I hope Net Galley keeps em coming, because I get a lot of my best stuff because of them.  I can’t justify buying YA for my middle school library unless I have a chance to read it first, you know?  If you like hearing about YA that is just appropriate for middle schoolers, let me know in the comments or “like” this post and I will keep the suggestions coming.  🙂  Thanks!



The Green Brothers are Awesome

As if they weren’t awesome enough, John and Hank Green have launched a new (?) series on their YouTube channel.  I am in Geek Heaven.

Crash Course

For those of you who do not know, John Green is probably the most talented YA author writing today.  I am almost evangelical about his novel Looking for Alaska with my 8th graders.  I have reached more reluctant readers with that novel than any other.  Time Magazine named his newest novel, The Fault in Our Stars, the #1 novel of the year – not just the #1 YA novel – the #1 novel.  Period.  Now I am getting all hipster- like “Hey- I liked John Green before John Green was cool.”  Which is ridiculous, because the thing I am going to talk about today already has over 400,000 YouTube subscribers, and I just found out about it.

John teamed up with his brother, Hank, to create the Vlog Brothers, the Nerdfighters, and they are fighting WorldSuck with the Project For Awesome.  When they talk, I’m all, “I totally remember you from AP English in high school.”  Except I don’t.  I grew up in the Northwest Suburbs of Chicago, and they didn’t.  But they are geeks in the same way that I am a geek and the same way that my friends were geeks.  I will never forget the nights spent drinking coffee after orchestra rehearsal in Elgin… trying to stump each other at The Six Degrees of Kevin Bacon, dropping literary references and obscure music references because we were just that cool… Ah, the good old days.
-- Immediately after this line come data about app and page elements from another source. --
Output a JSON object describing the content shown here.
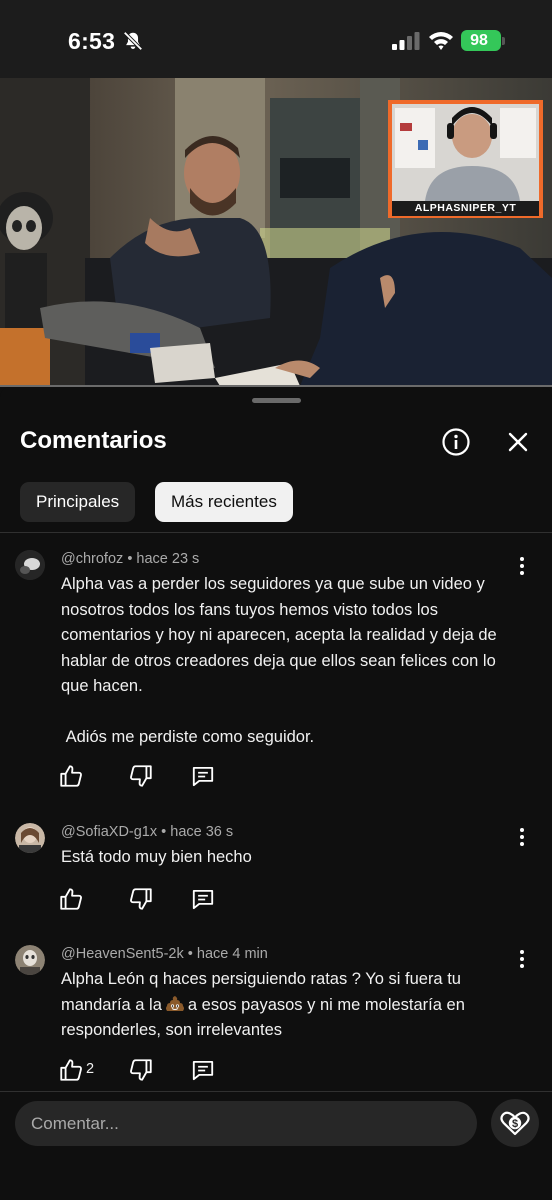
{
  "status": {
    "time": "6:53",
    "battery": "98"
  },
  "video": {
    "overlay_handle": "ALPHASNIPER_YT"
  },
  "sheet": {
    "title": "Comentarios",
    "chips": [
      "Principales",
      "Más recientes"
    ],
    "selected_chip": "Más recientes"
  },
  "comments": [
    {
      "author": "@chrofoz",
      "time": "hace 23 s",
      "text": "Alpha vas a perder los seguidores ya que sube un video y nosotros todos los fans tuyos hemos visto todos los comentarios y hoy ni aparecen, acepta la realidad y deja de hablar de otros creadores deja que ellos sean felices con lo que hacen.\n\n Adiós me perdiste como seguidor.",
      "likes": ""
    },
    {
      "author": "@SofiaXD-g1x",
      "time": "hace 36 s",
      "text": "Está todo muy bien hecho",
      "likes": ""
    },
    {
      "author": "@HeavenSent5-2k",
      "time": "hace 4 min",
      "text_before_emoji": "Alpha León q haces persiguiendo ratas ? Yo si fuera tu mandaría a la",
      "emoji": "poop-emoji",
      "text_after_emoji": "a esos payasos y ni me molestaría en responderles, son irrelevantes",
      "likes": "2"
    }
  ],
  "input": {
    "placeholder": "Comentar..."
  },
  "colors": {
    "background": "#0f0f0f",
    "chip_selected": "#f1f1f1",
    "chip": "#272727",
    "secondary_text": "#aaaaaa",
    "battery": "#34c759"
  }
}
Anywho… the reason I am ranting about John and Hank Green… I just found out about “Crash Course,” their educational channel on YouTube.  Hank talks about science and John talks about history and literature.  I can see them coming in handy with high schoolers or gifted middle schoolers.  Sorry, guys- you use really big words for the typical middle schooler.  John’s breakdown of The Great Gatsby is like watching live-action Cliffs Notes.  Except.

The two things that make this so much better than Cliffs Notes, aside from the fact that the Brothers Green are at the helm, are…

1. It isn’t boring.  It actually sucks you in.  I know all of the stuff he said about Gatsby already, and I was still really engaged.

2. It isn’t a plot summary.  Oh, how I hate plot summaries.  If you have ever read book reviews on Goodreads or Amazon, you will know what I mean.  The plot summary is up above.  Next to the picture of the book.  Do. not. summarize. again.  Please.  Just tell me what you thought of the book.  For the love of god.

My favorite book about books is How to Read Literature Like A Professor by  Thomas C. Foster.  In it, he breaks down symbolism and makes it so much more accessible to the average reader.  When I was in high school, I always thought my English teachers were pulling some of the stuff they said out of thin air.  Foster’s book made it all make so much more sense to me.  Why couldn’t my teachers just explain it to me the way Foster did???  The Green boys do just that- explain the nuances in a much more accessible way.